§ EXERCISE BRIEF
For the data below, report how many lines include the word "JSON", and write nothing else.

§ ENTRIES PROVIDED

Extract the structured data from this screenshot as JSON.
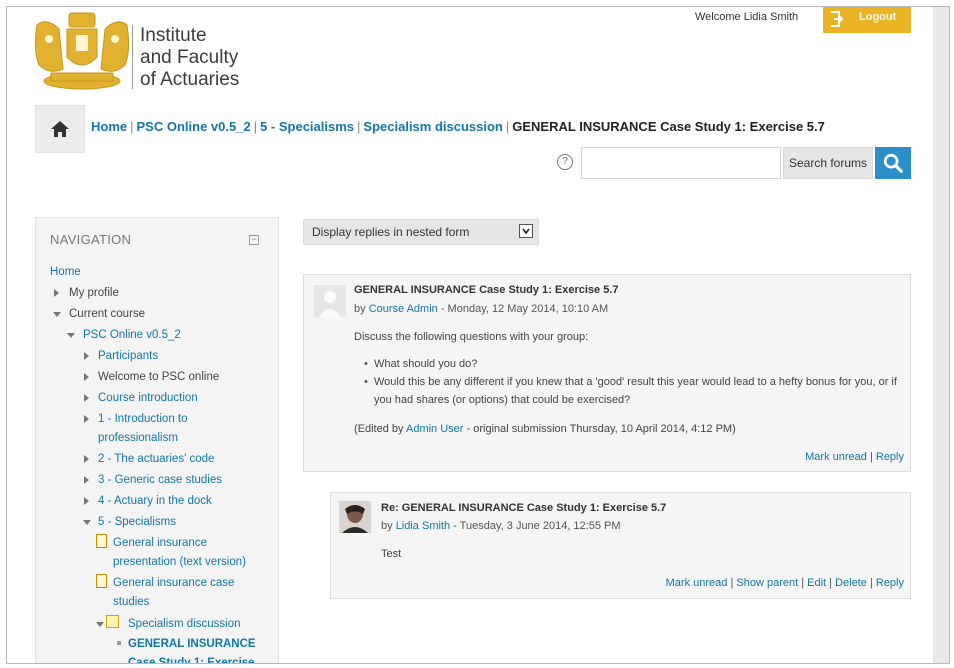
{
  "header": {
    "institute_lines": [
      "Institute",
      "and Faculty",
      "of Actuaries"
    ],
    "welcome": "Welcome Lidia Smith",
    "logout_label": "Logout"
  },
  "breadcrumb": {
    "items": [
      "Home",
      "PSC Online v0.5_2",
      "5 - Specialisms",
      "Specialism discussion"
    ],
    "current": "GENERAL INSURANCE Case Study 1: Exercise 5.7",
    "separator": "|"
  },
  "search": {
    "help_glyph": "?",
    "value": "",
    "button_label": "Search forums"
  },
  "navigation": {
    "title": "NAVIGATION",
    "collapse_glyph": "−",
    "items": [
      "Home",
      "My profile",
      "Current course",
      "PSC Online v0.5_2",
      "Participants",
      "Welcome to PSC online",
      "Course introduction",
      "1 - Introduction to",
      "professionalism",
      "2 - The actuaries' code",
      "3 - Generic case studies",
      "4 - Actuary in the dock",
      "5 - Specialisms",
      "General insurance",
      "presentation (text version)",
      "General insurance case",
      "studies",
      "Specialism discussion",
      "GENERAL INSURANCE",
      "Case Study 1: Exercise"
    ]
  },
  "display_mode": {
    "selected": "Display replies in nested form"
  },
  "posts": [
    {
      "subject": "GENERAL INSURANCE Case Study 1: Exercise 5.7",
      "by_prefix": "by",
      "author": "Course Admin",
      "date": " - Monday, 12 May 2014, 10:10 AM",
      "intro": "Discuss the following questions with your group:",
      "bullets": [
        "What should you do?",
        "Would this be any different if you knew that a 'good' result this year would lead to a hefty bonus for you, or if you had shares (or options) that could be exercised?"
      ],
      "edit_prefix": "(Edited by ",
      "edit_author": "Admin User",
      "edit_suffix": " - original submission Thursday, 10 April 2014, 4:12 PM)",
      "actions": [
        "Mark unread",
        "Reply"
      ]
    },
    {
      "subject": "Re: GENERAL INSURANCE Case Study 1: Exercise 5.7",
      "by_prefix": "by",
      "author": "Lidia Smith",
      "date": " - Tuesday, 3 June 2014, 12:55 PM",
      "body": "Test",
      "actions": [
        "Mark unread",
        "Show parent",
        "Edit",
        "Delete",
        "Reply"
      ]
    }
  ],
  "action_separator": "|",
  "colors": {
    "link": "#1177aa",
    "accent_gold": "#e9b323",
    "search_blue": "#2a8fc9",
    "panel_bg": "#f5f5f5"
  },
  "icons": [
    "crest-logo-icon",
    "logout-icon",
    "home-icon",
    "help-icon",
    "search-icon",
    "collapse-icon",
    "avatar-icon",
    "page-icon",
    "forum-icon"
  ]
}
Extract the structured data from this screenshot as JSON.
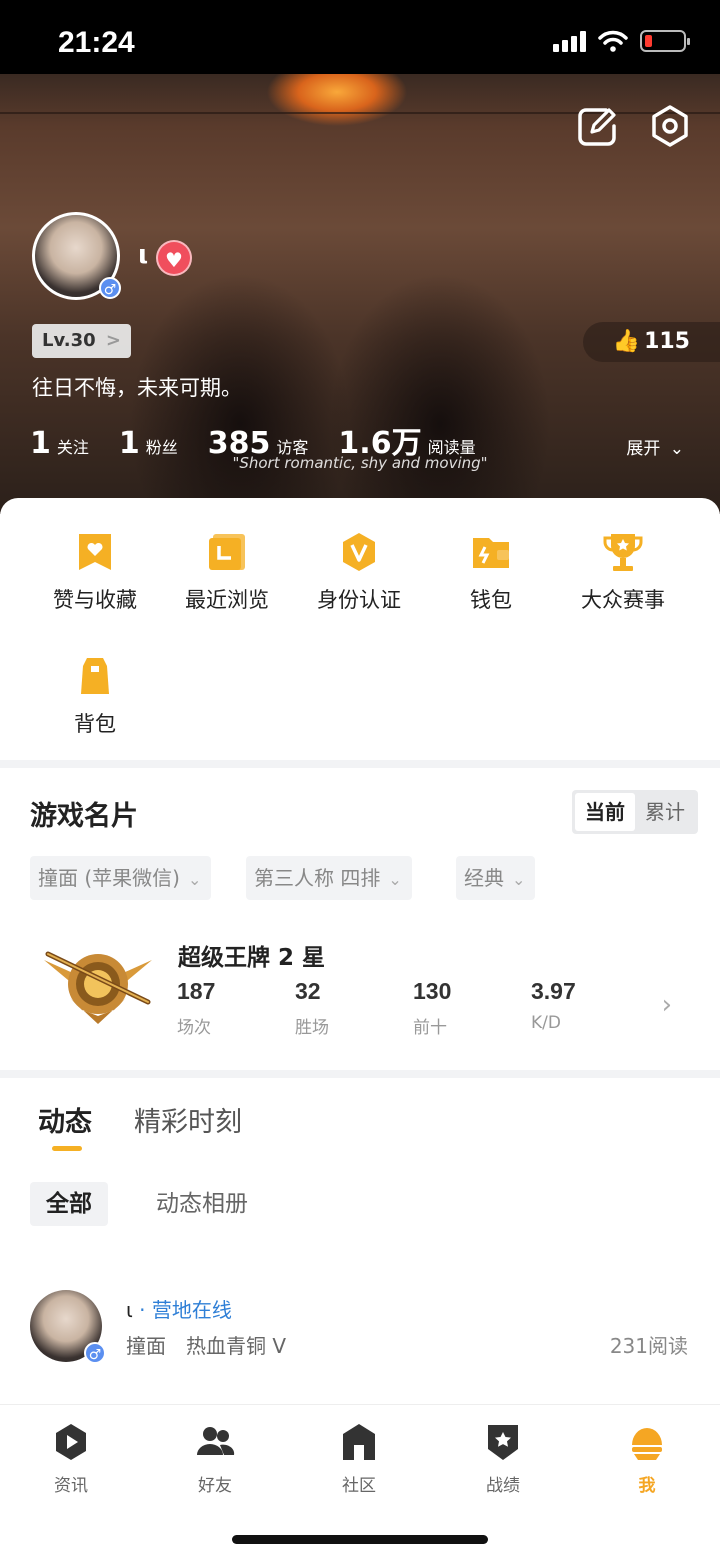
{
  "status_bar": {
    "time": "21:24"
  },
  "profile": {
    "username": "ι",
    "gender_symbol": "♂",
    "level": "Lv.30",
    "level_chevron": ">",
    "likes": "115",
    "bio": "往日不悔，未来可期。",
    "stats": [
      {
        "value": "1",
        "label": "关注"
      },
      {
        "value": "1",
        "label": "粉丝"
      },
      {
        "value": "385",
        "label": "访客"
      },
      {
        "value": "1.6万",
        "label": "阅读量"
      }
    ],
    "expand_label": "展开",
    "banner_subtitle": "\"Short romantic, shy and moving\""
  },
  "quick_actions": [
    {
      "label": "赞与收藏",
      "icon": "likes-favorites-icon"
    },
    {
      "label": "最近浏览",
      "icon": "recent-browse-icon"
    },
    {
      "label": "身份认证",
      "icon": "verification-icon"
    },
    {
      "label": "钱包",
      "icon": "wallet-icon"
    },
    {
      "label": "大众赛事",
      "icon": "trophy-icon"
    },
    {
      "label": "背包",
      "icon": "backpack-icon"
    }
  ],
  "game_card": {
    "title": "游戏名片",
    "segments": [
      "当前",
      "累计"
    ],
    "active_segment": "当前",
    "filters": [
      "撞面 (苹果微信)",
      "第三人称 四排",
      "经典"
    ],
    "rank_name": "超级王牌 2 星",
    "stats": [
      {
        "value": "187",
        "label": "场次"
      },
      {
        "value": "32",
        "label": "胜场"
      },
      {
        "value": "130",
        "label": "前十"
      },
      {
        "value": "3.97",
        "label": "K/D"
      }
    ]
  },
  "feed": {
    "tabs": [
      "动态",
      "精彩时刻"
    ],
    "chips": [
      "全部",
      "动态相册"
    ],
    "post": {
      "name": "ι",
      "status": "· 营地在线",
      "meta": "撞面　热血青铜 V",
      "reads": "231阅读"
    }
  },
  "tab_bar": [
    {
      "label": "资讯",
      "icon": "news-icon"
    },
    {
      "label": "好友",
      "icon": "friends-icon"
    },
    {
      "label": "社区",
      "icon": "community-icon"
    },
    {
      "label": "战绩",
      "icon": "record-icon"
    },
    {
      "label": "我",
      "icon": "me-icon",
      "active": true
    }
  ],
  "colors": {
    "accent": "#f5a623",
    "online": "#2f7fd6",
    "heart": "#f04e5d",
    "gender": "#5b8ff0"
  }
}
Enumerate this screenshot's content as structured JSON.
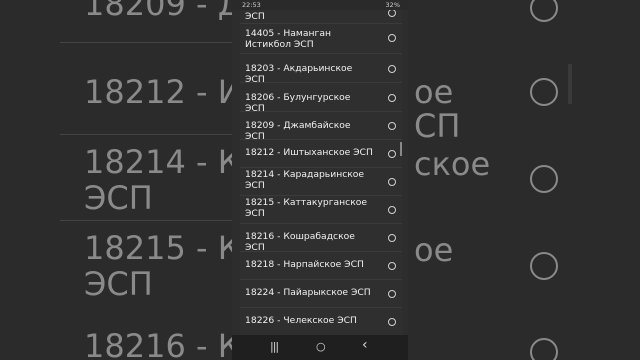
{
  "background": {
    "left_texts": [
      "18209 - Д",
      "18212 - И",
      "18214 - К",
      "ЭСП",
      "18215 - К",
      "ЭСП",
      "18216 - К"
    ],
    "right_texts": [
      "ое",
      "СП",
      "ское",
      "ое"
    ]
  },
  "statusbar": {
    "time": "22:53",
    "right_text": "32%"
  },
  "list": {
    "items": [
      {
        "label": "ЭСП"
      },
      {
        "label": "14405 - Наманган Истикбол ЭСП"
      },
      {
        "label": "18203 - Акдарьинское ЭСП"
      },
      {
        "label": "18206 - Булунгурское ЭСП"
      },
      {
        "label": "18209 - Джамбайское ЭСП"
      },
      {
        "label": "18212 - Иштыханское ЭСП"
      },
      {
        "label": "18214 - Карадарьинское ЭСП"
      },
      {
        "label": "18215 - Каттакурганское ЭСП"
      },
      {
        "label": "18216 - Кошрабадское ЭСП"
      },
      {
        "label": "18218 - Нарпайское ЭСП"
      },
      {
        "label": "18224 - Пайарыкское ЭСП"
      },
      {
        "label": "18226 - Челекское ЭСП"
      }
    ]
  },
  "navbar": {
    "recent_icon": "recent-apps-icon",
    "home_icon": "home-icon",
    "back_icon": "back-icon",
    "recent_glyph": "|||",
    "home_glyph": "○",
    "back_glyph": "‹"
  }
}
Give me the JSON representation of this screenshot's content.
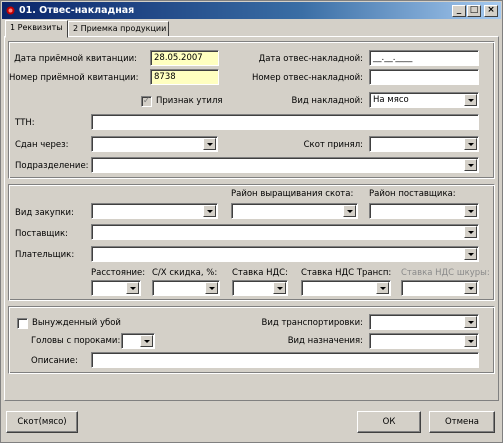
{
  "window": {
    "title": "01. Отвес-накладная",
    "minimize": "_",
    "maximize": "□",
    "close": "×"
  },
  "tabs": [
    {
      "label": "1 Реквизиты"
    },
    {
      "label": "2 Приемка продукции"
    }
  ],
  "section1": {
    "receipt_date_label": "Дата приёмной квитанции:",
    "receipt_date_value": "28.05.2007",
    "weigh_date_label": "Дата отвес-накладной:",
    "weigh_date_value": "__.__.____",
    "receipt_num_label": "Номер приёмной квитанции:",
    "receipt_num_value": "8738",
    "weigh_num_label": "Номер отвес-накладной:",
    "weigh_num_value": "",
    "util_label": "Признак утиля",
    "util_checked": true,
    "invoice_type_label": "Вид накладной:",
    "invoice_type_value": "На мясо",
    "ttn_label": "ТТН:",
    "handed_via_label": "Сдан через:",
    "cattle_received_label": "Скот принял:",
    "division_label": "Подразделение:"
  },
  "section2": {
    "region_cattle_label": "Район выращивания скота:",
    "region_supplier_label": "Район поставщика:",
    "purchase_type_label": "Вид закупки:",
    "supplier_label": "Поставщик:",
    "payer_label": "Плательщик:",
    "distance_label": "Расстояние:",
    "discount_label": "С/Х скидка, %:",
    "vat_label": "Ставка НДС:",
    "vat_transport_label": "Ставка НДС Трансп:",
    "vat_skins_label": "Ставка НДС шкуры:"
  },
  "section3": {
    "forced_label": "Вынужденный убой",
    "forced_checked": false,
    "transport_type_label": "Вид транспортировки:",
    "heads_defects_label": "Головы с пороками:",
    "destination_label": "Вид назначения:",
    "description_label": "Описание:"
  },
  "footer": {
    "cattle_button": "Скот(мясо)",
    "ok_button": "ОК",
    "cancel_button": "Отмена"
  }
}
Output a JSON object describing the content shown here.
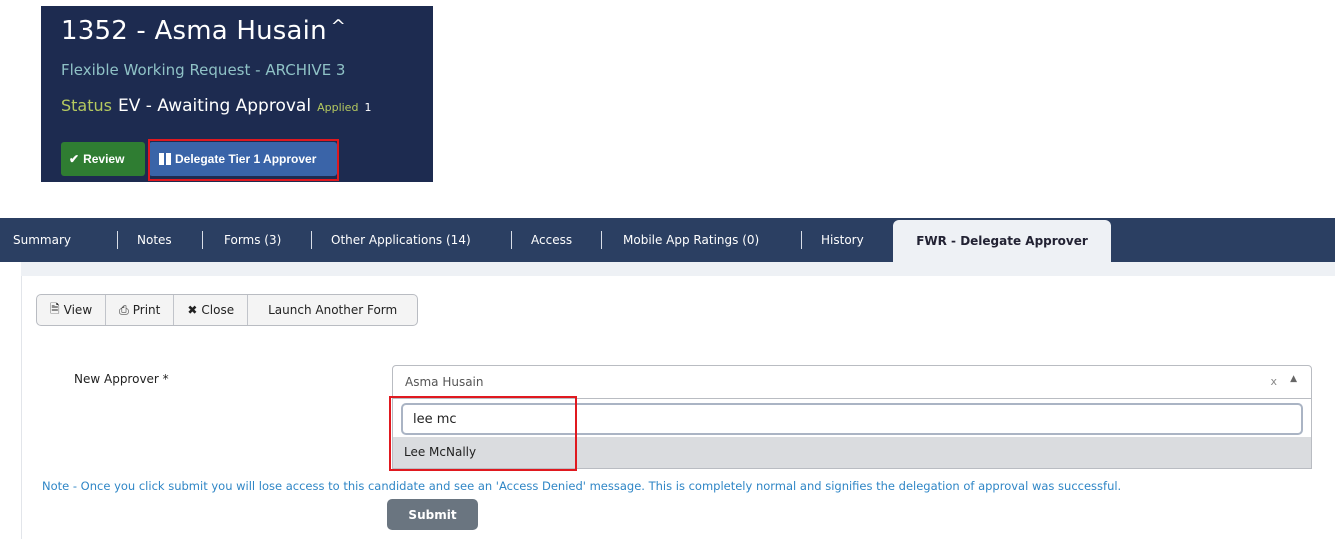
{
  "header": {
    "title": "1352 - Asma Husain",
    "caret": "^",
    "subtitle": "Flexible Working Request - ARCHIVE 3",
    "status_label": "Status",
    "status_value": "EV - Awaiting Approval",
    "applied_label": "Applied",
    "applied_value_truncated": "1",
    "review_label": "Review",
    "delegate_label": "Delegate Tier 1 Approver"
  },
  "tabs": [
    {
      "label": "Summary"
    },
    {
      "label": "Notes"
    },
    {
      "label": "Forms (3)"
    },
    {
      "label": "Other Applications (14)"
    },
    {
      "label": "Access"
    },
    {
      "label": "Mobile App Ratings (0)"
    },
    {
      "label": "History"
    },
    {
      "label": "FWR - Delegate Approver",
      "active": true
    }
  ],
  "toolbar": {
    "view": "View",
    "print": "Print",
    "close": "Close",
    "launch": "Launch Another Form"
  },
  "form": {
    "approver_label": "New Approver *",
    "approver_selected": "Asma Husain",
    "clear_symbol": "x",
    "search_value": "lee mc",
    "option": "Lee McNally",
    "note": "Note - Once you click submit you will lose access to this candidate and see an 'Access Denied' message. This is completely normal and signifies the delegation of approval was successful.",
    "submit": "Submit"
  },
  "colors": {
    "header_bg": "#1d2b50",
    "tabbar_bg": "#2b3f62",
    "highlight": "#e0191f",
    "review_green": "#2f7d32",
    "delegate_blue": "#3a64a8",
    "note_blue": "#2f86c6"
  }
}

§ WRITTEN ANSWER
5